On Sunday, Cameron told ITV News: “I think we cannot allow modern forms of communication to be exempt from the ability, in extremis, with a warrant signed by the home secretary, to be exempt from being listened to. That is my very clear view and if I am prime minister after the next election I will make sure we legislate accordingly.” He repeated the sentiment again on Monday (video embedded below.)

The Tory leader has already said that he wants to bring back the Communications Data Bill, a.k.a. the “Snooper’s Charter,” if his party wins the upcoming general election in May. This is not news as such; the only reason the bill is on ice is that the Conservatives’ current coalition partners, the Liberal Democrats, refuse to allow it to be tabled. (The Lib Dems did, however, allow the “emergency” passage of the DRIP Act, which brought in the main planks of the Snooper’s Charter – mandatory data retention for various kinds of internet communications – on a temporary basis.)

However, the Tories’ rhetoric has predictably ramped up in the wake of the Paris killings. The idea of banning secure communications is a recent development (though it follows on from the frustration of U.K. intelligence chiefs) and is utterly flawed. Even armed with a warrant from the Home Secretary, security services would be stymied by a basic WhatsApp text chat, an email exchange properly encrypted using PGP, or an [company]Apple[/company] iMessage or FaceTime conversation – all of which use end-to-end encryption.

These, we must assume, would be the services that Cameron would not “allow” if voted back in. However, it is hard to see the British government succeeding in stopping the use of such tools.

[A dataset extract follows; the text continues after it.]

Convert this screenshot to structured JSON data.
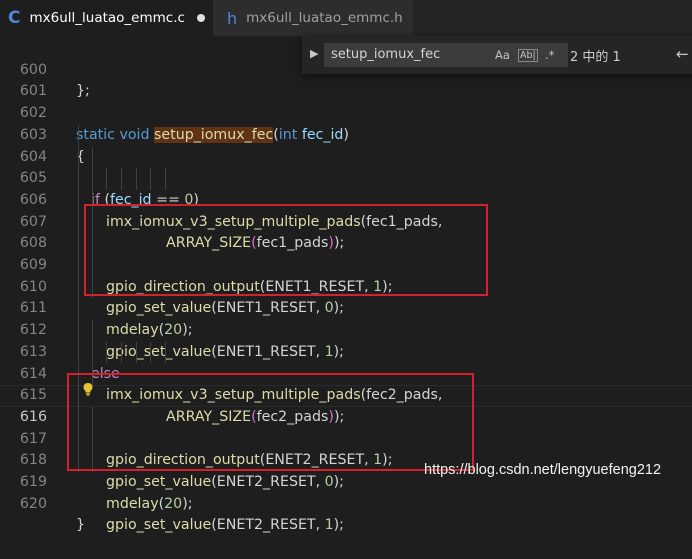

Even if (a big “if”) the government got some kind of concession from the big commercial players (key escrow?), systems such as PGP don’t even have a centralized company behind the curtains. And then there’s the issue of anonymity — monitoring the communications of someone using the anonymized browsing tool Tor, for example, is difficult to say the least. Would online anonymity also be banned?

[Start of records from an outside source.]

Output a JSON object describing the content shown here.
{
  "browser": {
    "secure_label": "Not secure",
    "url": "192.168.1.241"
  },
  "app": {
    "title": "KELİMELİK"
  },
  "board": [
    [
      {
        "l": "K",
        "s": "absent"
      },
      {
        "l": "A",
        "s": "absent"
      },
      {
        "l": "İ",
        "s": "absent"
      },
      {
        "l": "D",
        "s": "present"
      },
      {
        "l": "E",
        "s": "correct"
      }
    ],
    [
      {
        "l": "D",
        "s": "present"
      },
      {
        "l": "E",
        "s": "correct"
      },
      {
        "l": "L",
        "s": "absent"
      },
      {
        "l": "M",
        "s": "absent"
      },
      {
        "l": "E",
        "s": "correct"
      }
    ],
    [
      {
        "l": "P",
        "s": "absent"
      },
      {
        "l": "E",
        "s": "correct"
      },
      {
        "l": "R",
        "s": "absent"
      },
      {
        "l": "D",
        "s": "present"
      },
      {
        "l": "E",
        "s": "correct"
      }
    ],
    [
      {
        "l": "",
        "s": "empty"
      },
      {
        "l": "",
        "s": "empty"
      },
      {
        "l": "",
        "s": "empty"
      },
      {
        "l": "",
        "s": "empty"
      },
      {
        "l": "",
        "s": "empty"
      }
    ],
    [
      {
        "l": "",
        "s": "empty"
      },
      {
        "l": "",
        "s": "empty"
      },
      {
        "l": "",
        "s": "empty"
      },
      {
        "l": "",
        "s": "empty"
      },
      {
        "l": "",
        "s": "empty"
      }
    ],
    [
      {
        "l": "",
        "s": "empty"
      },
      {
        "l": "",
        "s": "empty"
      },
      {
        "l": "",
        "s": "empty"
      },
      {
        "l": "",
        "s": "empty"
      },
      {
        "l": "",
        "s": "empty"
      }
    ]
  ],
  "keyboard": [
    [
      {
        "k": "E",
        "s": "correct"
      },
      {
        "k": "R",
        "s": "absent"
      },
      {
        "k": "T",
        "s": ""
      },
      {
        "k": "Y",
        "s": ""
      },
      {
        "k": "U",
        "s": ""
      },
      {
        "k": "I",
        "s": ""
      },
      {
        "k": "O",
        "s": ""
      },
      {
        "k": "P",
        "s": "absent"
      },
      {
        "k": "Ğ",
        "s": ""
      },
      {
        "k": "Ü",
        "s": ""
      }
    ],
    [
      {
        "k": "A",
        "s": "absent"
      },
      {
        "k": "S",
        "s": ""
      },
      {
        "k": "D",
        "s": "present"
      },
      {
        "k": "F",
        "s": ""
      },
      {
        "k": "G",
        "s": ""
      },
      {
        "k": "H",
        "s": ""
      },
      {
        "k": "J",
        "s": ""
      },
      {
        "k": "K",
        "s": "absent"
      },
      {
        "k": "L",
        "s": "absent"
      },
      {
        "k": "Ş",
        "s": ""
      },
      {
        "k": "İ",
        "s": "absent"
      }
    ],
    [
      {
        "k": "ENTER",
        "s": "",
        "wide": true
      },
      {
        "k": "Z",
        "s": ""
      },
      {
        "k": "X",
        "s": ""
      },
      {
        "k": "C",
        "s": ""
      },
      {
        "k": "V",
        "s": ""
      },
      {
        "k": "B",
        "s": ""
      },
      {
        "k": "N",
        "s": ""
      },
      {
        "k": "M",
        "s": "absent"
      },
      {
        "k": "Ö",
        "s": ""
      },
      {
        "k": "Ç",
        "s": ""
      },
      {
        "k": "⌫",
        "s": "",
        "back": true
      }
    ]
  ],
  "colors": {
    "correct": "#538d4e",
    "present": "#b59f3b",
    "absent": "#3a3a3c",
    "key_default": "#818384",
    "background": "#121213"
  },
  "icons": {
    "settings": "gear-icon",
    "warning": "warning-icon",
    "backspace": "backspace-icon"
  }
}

It’s just not a sensible idea, but that doesn’t always stop the introduction of new laws. Labour leader Ed Miliband, the head of the opposition, has said he would resist the immediate reintroduction of the Snooper’s Charter and would give a “cautious and considered” response to security chiefs asking for more powers. That doesn’t mean he won’t cave in — Labour has a bad record on this stuff, and the current government took power in 2010 promising to “reverse the substantial erosion of civil liberties under the Labour government and roll back state intrusion.” But, particularly after Snowden, this is clearly going to be a live issue on the campaign trail.

https://www.youtube.com/watch?v=u_kqM0gn63M

Google’s alpha-stage email encryption plugin lands on GitHub

Google has updated its experimental End-to-End email encryption plugin for Chrome and moved the project to GitHub. The firm said in a Tuesday blog post that it had “always believed strongly that End-To-End must be an open source project.” The alpha-stage, OpenPGP-based extension now includes the first contributions from Yahoo’s chief security officer, Alex Stamos. Google will also make its new crypto library available to several other projects that have expressed interest. However, product manager Stephan Somogyi said the plugin still wasn’t ready for the Chrome Web Store, and won’t be widely released until Google is happy with the usability of its key distribution and management mechanisms.